Effect of Dietary Protein and Lysine on Performance and Carcass Yield of Turkeys
F. Peñaranda-Ali, R. Santos-Ricalde, L. Sarmiento-Franco, J. Segura-Correa and M. Gutierrez-Triay
DOI : 10.3844/ajavsp.2010.27.32
American Journal of Animal and Veterinary Sciences
Volume 5, Issue 1

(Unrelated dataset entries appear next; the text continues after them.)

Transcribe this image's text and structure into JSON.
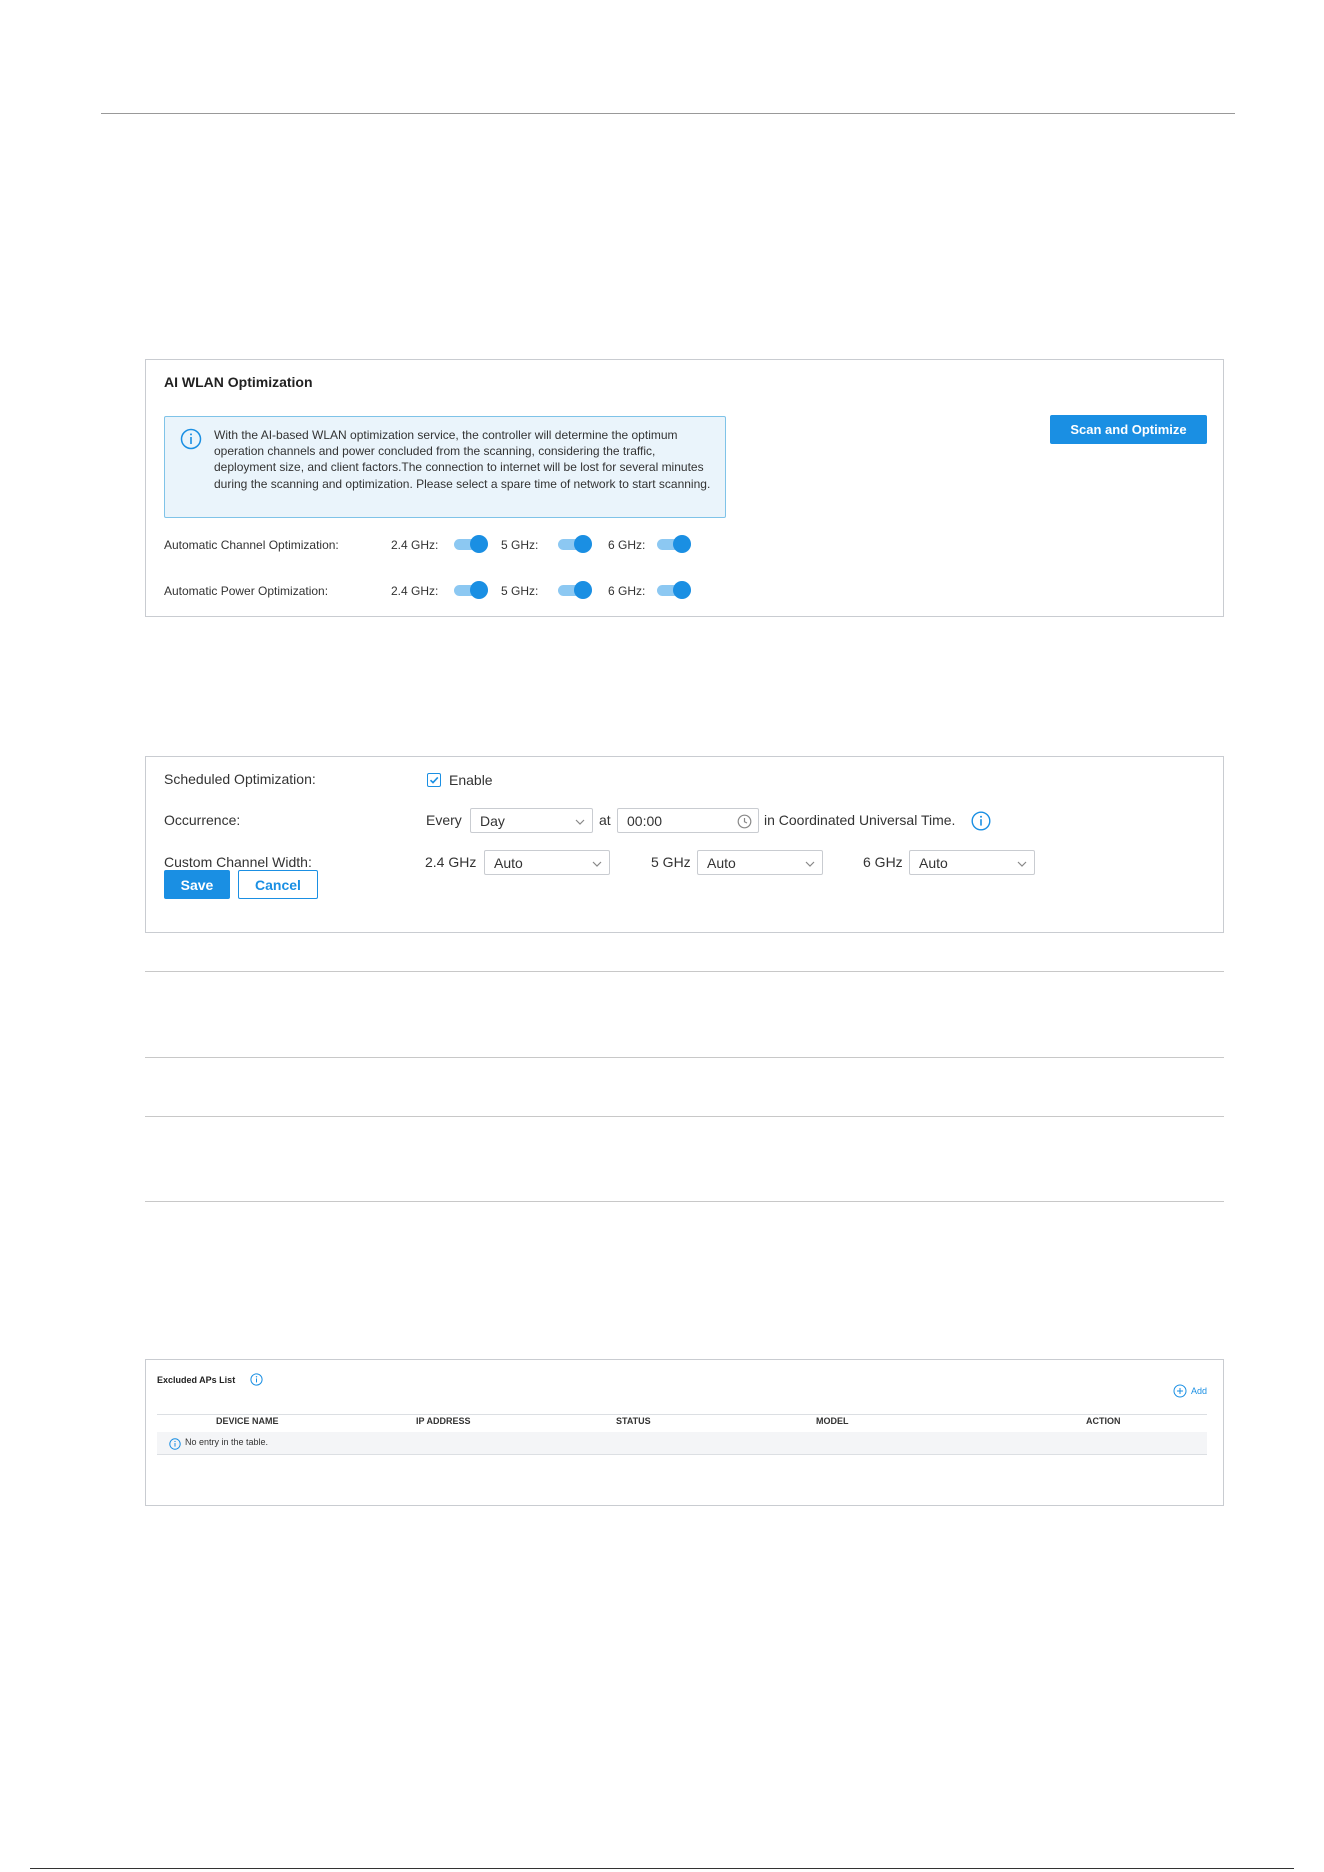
{
  "ai_wlan": {
    "title": "AI WLAN Optimization",
    "notice_text": "With the AI-based WLAN optimization service, the controller will determine the optimum operation channels and power concluded from the scanning, considering the traffic, deployment size, and client factors.The connection to internet will be lost for several minutes during the scanning and optimization. Please select a spare time of network to start scanning.",
    "scan_button": "Scan and Optimize",
    "channel_label": "Automatic Channel Optimization:",
    "power_label": "Automatic Power Optimization:",
    "band_24": "2.4 GHz:",
    "band_5": "5 GHz:",
    "band_6": "6 GHz:",
    "accent_color": "#1a8fe3"
  },
  "scheduled": {
    "label": "Scheduled Optimization:",
    "enable_label": "Enable",
    "enable_checked": true,
    "occurrence_label": "Occurrence:",
    "every_label": "Every",
    "occurrence_value": "Day",
    "at_label": "at",
    "time_value": "00:00",
    "timezone_text": "in Coordinated Universal Time.",
    "channel_width_label": "Custom Channel Width:",
    "band_24": "2.4 GHz",
    "band_5": "5 GHz",
    "band_6": "6 GHz",
    "width_24": "Auto",
    "width_5": "Auto",
    "width_6": "Auto",
    "save_button": "Save",
    "cancel_button": "Cancel"
  },
  "excluded": {
    "title": "Excluded APs List",
    "add_label": "Add",
    "columns": [
      "DEVICE NAME",
      "IP ADDRESS",
      "STATUS",
      "MODEL",
      "ACTION"
    ],
    "empty_text": "No entry in the table."
  }
}
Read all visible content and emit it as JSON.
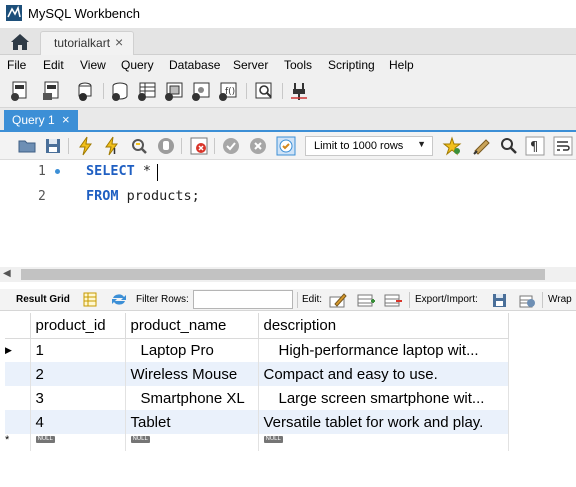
{
  "window": {
    "title": "MySQL Workbench"
  },
  "connection_tab": {
    "label": "tutorialkart",
    "close": "×"
  },
  "menu": [
    "File",
    "Edit",
    "View",
    "Query",
    "Database",
    "Server",
    "Tools",
    "Scripting",
    "Help"
  ],
  "query_tab": {
    "label": "Query 1",
    "close": "×"
  },
  "editor_toolbar": {
    "limit_label": "Limit to 1000 rows",
    "limit_arrow": "▼"
  },
  "editor": {
    "lines": [
      {
        "number": "1",
        "keyword": "SELECT",
        "rest": " *"
      },
      {
        "number": "2",
        "keyword": "FROM",
        "rest": " products;"
      }
    ]
  },
  "result_toolbar": {
    "result_grid": "Result Grid",
    "filter_rows": "Filter Rows:",
    "filter_value": "",
    "edit": "Edit:",
    "export_import": "Export/Import:",
    "wrap": "Wrap"
  },
  "grid": {
    "columns": [
      "product_id",
      "product_name",
      "description"
    ],
    "rows": [
      {
        "marker": "▶",
        "product_id": "1",
        "product_name": "Laptop Pro",
        "description": "High-performance laptop wit..."
      },
      {
        "marker": "",
        "product_id": "2",
        "product_name": "Wireless Mouse",
        "description": "Compact and easy to use."
      },
      {
        "marker": "",
        "product_id": "3",
        "product_name": "Smartphone XL",
        "description": "Large screen smartphone wit..."
      },
      {
        "marker": "",
        "product_id": "4",
        "product_name": "Tablet",
        "description": "Versatile tablet for work and play."
      }
    ],
    "new_row": {
      "marker": "*",
      "null_label": "NULL"
    }
  },
  "colors": {
    "accent": "#3c8fd6",
    "keyword": "#1f5fc2",
    "alt_row": "#eaf1fb"
  }
}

Problem statement: There is a concern related to loss of nitrogen to the environment from animal manure and the high cost of the protein supplement. Thus, the current study was undertaken to determine the effect of reduction of CP and increased of lysine on growth and carcass yield in turkeys. Approach: A factorial experiment was carried out with commercial turkeys to evaluate the effect of two dietary levels of CP (90 and 100% of the NRC recommendations) and three dietary lysine levels (90, 110 and 130% of the NRC recommendations) on performance and carcass yield of male turkeys evaluated from 8-16 week of age. Results: The CP × lysine interaction was significant (p<0.05) for daily gain and Food Conversion Ratio (FCR). 100% CP level increased daily gain (0.13, 0.15 and 0.15 kg day-1) and improved FCR (3.43, 3.12 and 3.01) as dietary levels of lysine in the diet increased (p<0.05), but the opposite was true for the birds fed 90% CP. The CP × lysine interaction (p<0.05) observed at 16 week of age showed that carcass weigh, breast weight, leg weight and thigh weight increased as the lysine level increased in the diet with 100% CP and the contrary occurred in the 90% CP treatment. Conclusion: The results of this experiment suggest a positive relationship between amino acids and CP; however, the increment of amino acids in the diets with low CP should be made keeping a proportional relationship among the dietary amino acids.
© 2010 F. Peñaranda-Ali, R. Santos-Ricalde, L. Sarmiento-Franco, J. Segura-Correa and M. Gutierrez-Triay. This is an open access article distributed under the terms of the Creative Commons Attribution License, which permits unrestricted use, distribution, and reproduction in any medium, provided the original author and source are credited.